Rai Al-Shaab was the production of the PNC and Al-Turabi. In its first issue, the newspaper proposed a broad-based national front to fend for Sudan's unity, and to conquer lingering problems. The proposal found open ears among various opposition groups including the Ummah Party, the Democratic Union Party and the Communist Party.
But the most recent chain of events has put an unfortunate end to Sudan's road to recovery, when on Feb. 21, Al-Turabi, was arrested from his home in Khartoum to be questioned regarding a recent memorandum he signed in Geneva with the southern-based rebel Sudan People's Liberation Army (SPLA).
The situation deteriorated further as more members of the opposition were also taken to jail as others fled the country.
While random arrests and unwarranted political changes in an already fragile political system are neither lawful nor wise, one must not forget the danger in creating alliances with a group such as the SPLA.
The SPLA, a major player in Sudan's civil war cannot be simply incorporated into the country's political life as if no harm was done.

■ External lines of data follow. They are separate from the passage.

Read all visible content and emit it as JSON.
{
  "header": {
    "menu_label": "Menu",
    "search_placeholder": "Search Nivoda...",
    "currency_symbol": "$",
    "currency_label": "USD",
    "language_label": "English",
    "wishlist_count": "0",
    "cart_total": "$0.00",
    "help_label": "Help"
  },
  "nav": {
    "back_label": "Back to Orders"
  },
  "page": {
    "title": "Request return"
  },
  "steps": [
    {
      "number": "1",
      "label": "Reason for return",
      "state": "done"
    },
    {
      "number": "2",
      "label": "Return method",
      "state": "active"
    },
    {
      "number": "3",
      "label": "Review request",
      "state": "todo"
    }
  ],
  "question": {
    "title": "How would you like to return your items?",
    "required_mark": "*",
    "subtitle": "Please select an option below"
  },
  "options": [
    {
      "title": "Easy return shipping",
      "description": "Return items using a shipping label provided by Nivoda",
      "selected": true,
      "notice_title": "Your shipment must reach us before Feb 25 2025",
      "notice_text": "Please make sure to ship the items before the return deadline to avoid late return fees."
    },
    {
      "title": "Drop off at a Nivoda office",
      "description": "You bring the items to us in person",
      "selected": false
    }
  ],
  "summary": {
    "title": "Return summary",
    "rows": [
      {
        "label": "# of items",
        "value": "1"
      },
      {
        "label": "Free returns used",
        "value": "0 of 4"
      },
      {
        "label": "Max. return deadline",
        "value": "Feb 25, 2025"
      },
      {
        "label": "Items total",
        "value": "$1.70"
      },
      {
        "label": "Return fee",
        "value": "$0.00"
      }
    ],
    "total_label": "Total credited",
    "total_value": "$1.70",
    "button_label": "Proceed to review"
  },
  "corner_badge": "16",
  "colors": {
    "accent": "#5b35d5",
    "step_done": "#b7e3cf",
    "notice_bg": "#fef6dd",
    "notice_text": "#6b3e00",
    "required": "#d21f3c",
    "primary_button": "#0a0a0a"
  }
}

The group has had close ties with the CIA, Israel and right-wing Christian organizations, which have had ulterior motives for their involvement in the conflict, up to and including toppling the Muslim regime. With no regard for human life, these nations and individual organizations have prolonged the 18-year civil war.
Indeed, Al-Turabi's decision to join the SPLA against the Sudanese government was a terrible miscalculation. The alliance, forged by a signed document in Geneva, is unlikely to end the fierce war. Instead, it will merely shift war alliances.
On the other hand, facing such tough challenges doesn't permit the government to adopt a policy of seclusion, a sign that was evident in the recent government shake-up, where most of the seats where given to the ruling party.
Undoubtedly the growing alliance between opposition groups and rebel factions is an alarming trend, but such events should be answered as political challenges, not excuses for eliminating political opponents.
If the Al Bashir government is keenly interested in breaking its isolation, it ought to deal with the recent crisis in a sensible fashion through the country's legal channels. Using the PNC's agreement with the rebels as a justification to crack down on the opposition and to strangle the country's democratic institutions is big step in the wrong direction.
This experience is very critical for Sudan as it comes at a time where all eyes are centered on the nation who is tenaciously trying to liberate itself from a painful past and to look toward a bright future. Let us hope that the atmosphere of lasting conflict will not surface again in Khartoum, and that the resumption of dialogue between the government and the opposition will quickly re-emerge.
Ramzy Baroud is a free-lance writer living in Seattle, Washington and a weekly columnist for iviews.com.